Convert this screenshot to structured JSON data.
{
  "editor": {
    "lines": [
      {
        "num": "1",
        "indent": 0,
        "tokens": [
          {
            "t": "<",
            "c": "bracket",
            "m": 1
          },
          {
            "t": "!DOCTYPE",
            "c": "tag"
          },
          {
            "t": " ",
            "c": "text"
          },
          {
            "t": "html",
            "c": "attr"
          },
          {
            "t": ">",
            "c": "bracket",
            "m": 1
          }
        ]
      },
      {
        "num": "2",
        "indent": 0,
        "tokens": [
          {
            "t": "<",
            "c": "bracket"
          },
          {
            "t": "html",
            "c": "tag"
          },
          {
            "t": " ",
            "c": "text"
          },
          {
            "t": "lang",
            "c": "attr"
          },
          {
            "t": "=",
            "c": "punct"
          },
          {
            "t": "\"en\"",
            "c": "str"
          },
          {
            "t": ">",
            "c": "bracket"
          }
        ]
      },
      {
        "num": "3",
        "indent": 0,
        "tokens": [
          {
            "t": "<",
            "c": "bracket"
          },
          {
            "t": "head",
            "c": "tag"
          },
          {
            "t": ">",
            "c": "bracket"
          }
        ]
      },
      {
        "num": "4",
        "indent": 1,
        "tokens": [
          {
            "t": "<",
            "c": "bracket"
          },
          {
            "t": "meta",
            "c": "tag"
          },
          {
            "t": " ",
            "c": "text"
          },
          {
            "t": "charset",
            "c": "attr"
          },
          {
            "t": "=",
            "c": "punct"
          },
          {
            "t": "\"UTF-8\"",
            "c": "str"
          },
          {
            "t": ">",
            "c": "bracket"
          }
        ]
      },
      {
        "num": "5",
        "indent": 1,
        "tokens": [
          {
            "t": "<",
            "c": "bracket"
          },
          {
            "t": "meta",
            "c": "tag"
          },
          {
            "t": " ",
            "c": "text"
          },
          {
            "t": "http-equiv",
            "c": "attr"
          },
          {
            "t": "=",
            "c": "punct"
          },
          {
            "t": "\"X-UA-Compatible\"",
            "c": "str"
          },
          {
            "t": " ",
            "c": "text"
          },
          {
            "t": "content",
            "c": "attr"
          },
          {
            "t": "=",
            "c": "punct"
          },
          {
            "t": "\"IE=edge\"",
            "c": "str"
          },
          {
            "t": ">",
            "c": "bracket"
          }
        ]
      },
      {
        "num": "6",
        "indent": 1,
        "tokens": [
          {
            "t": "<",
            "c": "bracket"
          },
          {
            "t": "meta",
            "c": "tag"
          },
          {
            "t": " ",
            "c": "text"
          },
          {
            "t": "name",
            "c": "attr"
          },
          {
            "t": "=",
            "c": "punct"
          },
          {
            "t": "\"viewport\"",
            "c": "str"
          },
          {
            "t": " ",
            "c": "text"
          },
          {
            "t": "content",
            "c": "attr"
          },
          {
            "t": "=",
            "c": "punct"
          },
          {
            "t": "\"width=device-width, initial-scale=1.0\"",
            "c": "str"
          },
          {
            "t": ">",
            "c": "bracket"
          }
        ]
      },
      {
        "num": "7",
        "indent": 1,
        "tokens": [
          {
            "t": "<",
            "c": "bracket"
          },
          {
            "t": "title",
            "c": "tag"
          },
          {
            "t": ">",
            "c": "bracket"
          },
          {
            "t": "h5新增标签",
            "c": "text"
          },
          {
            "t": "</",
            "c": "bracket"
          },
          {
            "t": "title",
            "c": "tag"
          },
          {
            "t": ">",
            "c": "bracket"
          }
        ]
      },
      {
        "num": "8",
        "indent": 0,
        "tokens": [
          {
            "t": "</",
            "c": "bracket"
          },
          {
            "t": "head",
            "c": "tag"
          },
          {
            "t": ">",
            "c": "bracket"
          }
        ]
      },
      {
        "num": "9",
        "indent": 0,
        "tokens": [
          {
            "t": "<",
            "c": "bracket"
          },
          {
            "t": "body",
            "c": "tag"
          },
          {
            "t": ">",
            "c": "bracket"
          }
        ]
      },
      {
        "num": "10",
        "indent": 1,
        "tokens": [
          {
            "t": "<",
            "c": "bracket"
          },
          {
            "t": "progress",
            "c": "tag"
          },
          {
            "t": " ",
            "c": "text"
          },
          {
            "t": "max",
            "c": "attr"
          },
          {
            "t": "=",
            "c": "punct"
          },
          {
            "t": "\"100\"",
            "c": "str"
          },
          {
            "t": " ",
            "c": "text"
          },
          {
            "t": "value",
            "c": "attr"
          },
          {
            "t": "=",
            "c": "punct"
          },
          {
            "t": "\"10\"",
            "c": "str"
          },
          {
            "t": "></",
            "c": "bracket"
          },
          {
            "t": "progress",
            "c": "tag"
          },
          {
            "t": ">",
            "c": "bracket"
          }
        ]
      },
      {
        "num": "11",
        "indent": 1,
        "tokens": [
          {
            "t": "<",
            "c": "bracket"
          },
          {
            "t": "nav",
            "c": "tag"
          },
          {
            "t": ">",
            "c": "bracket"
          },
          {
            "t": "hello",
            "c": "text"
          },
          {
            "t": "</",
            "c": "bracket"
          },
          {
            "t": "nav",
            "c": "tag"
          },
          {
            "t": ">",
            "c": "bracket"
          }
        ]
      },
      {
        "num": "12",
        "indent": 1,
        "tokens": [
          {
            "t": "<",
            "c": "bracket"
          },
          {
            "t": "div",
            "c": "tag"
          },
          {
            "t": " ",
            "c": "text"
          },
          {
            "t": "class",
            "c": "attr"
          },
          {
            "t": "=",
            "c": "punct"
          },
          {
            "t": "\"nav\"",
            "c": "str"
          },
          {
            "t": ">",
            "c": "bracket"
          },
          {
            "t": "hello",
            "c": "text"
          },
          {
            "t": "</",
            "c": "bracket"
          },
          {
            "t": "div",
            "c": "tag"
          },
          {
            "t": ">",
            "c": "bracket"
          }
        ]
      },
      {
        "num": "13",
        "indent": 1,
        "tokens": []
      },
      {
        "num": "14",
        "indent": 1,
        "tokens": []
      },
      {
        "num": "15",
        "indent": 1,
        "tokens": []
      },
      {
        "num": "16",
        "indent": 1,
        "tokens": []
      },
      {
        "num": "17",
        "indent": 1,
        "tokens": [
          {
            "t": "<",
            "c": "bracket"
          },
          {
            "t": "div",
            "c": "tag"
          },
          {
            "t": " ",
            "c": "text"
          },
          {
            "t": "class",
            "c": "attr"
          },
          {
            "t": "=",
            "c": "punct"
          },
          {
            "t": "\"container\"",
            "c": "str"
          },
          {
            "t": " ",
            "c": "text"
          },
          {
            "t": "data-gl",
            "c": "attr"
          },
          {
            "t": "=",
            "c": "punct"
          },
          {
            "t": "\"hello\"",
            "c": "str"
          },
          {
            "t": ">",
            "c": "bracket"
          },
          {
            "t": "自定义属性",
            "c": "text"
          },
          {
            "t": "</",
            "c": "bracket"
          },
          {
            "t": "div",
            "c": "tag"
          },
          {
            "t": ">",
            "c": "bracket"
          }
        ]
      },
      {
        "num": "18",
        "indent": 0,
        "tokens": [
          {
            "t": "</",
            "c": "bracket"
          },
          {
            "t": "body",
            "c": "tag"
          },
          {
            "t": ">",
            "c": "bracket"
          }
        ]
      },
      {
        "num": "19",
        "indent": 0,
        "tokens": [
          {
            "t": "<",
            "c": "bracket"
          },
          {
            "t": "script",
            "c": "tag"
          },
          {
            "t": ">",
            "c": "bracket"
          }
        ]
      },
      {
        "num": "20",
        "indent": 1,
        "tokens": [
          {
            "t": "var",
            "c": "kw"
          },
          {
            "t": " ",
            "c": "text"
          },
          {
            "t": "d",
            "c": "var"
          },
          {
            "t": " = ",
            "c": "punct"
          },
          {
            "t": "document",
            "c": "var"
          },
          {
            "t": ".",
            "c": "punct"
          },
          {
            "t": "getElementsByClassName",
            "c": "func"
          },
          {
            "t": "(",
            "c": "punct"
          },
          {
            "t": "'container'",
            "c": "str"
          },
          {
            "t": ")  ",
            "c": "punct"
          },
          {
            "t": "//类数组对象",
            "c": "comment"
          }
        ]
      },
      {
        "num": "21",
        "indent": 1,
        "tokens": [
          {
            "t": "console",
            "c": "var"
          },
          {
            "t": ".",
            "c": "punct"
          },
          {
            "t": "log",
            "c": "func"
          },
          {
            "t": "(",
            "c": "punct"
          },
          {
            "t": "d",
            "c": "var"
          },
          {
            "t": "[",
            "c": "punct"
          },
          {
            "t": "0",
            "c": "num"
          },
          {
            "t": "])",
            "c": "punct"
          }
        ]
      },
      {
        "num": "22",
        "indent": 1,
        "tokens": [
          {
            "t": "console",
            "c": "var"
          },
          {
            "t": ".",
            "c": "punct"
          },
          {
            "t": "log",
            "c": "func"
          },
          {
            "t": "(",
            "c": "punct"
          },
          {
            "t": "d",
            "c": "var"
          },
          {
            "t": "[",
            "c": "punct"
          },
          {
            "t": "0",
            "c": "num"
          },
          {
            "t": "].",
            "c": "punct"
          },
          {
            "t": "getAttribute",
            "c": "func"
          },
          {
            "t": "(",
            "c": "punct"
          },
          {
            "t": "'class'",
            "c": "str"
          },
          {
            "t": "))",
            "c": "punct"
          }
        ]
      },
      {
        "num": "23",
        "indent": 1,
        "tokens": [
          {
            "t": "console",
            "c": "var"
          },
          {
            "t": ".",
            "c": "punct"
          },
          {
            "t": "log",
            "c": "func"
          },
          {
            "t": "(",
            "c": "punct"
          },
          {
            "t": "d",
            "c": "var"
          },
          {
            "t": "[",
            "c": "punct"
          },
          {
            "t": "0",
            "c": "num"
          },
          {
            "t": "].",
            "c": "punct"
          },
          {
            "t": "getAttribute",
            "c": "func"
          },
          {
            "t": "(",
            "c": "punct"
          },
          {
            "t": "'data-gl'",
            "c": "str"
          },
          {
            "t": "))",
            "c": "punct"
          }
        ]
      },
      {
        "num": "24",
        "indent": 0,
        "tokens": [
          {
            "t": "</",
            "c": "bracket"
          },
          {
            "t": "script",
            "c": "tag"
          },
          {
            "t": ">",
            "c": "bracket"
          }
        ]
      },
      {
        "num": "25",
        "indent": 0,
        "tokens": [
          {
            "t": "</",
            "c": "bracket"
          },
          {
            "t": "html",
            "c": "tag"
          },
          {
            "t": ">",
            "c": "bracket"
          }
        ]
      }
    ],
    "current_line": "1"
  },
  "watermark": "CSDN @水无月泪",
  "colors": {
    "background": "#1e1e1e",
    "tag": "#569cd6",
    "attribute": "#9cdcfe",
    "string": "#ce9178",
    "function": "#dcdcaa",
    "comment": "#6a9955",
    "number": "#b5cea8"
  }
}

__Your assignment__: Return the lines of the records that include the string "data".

__Result for this exercise__:
Convert this screenshot to structured JSON data.
            "t": "data-gl",
            "t": "'data-gl'",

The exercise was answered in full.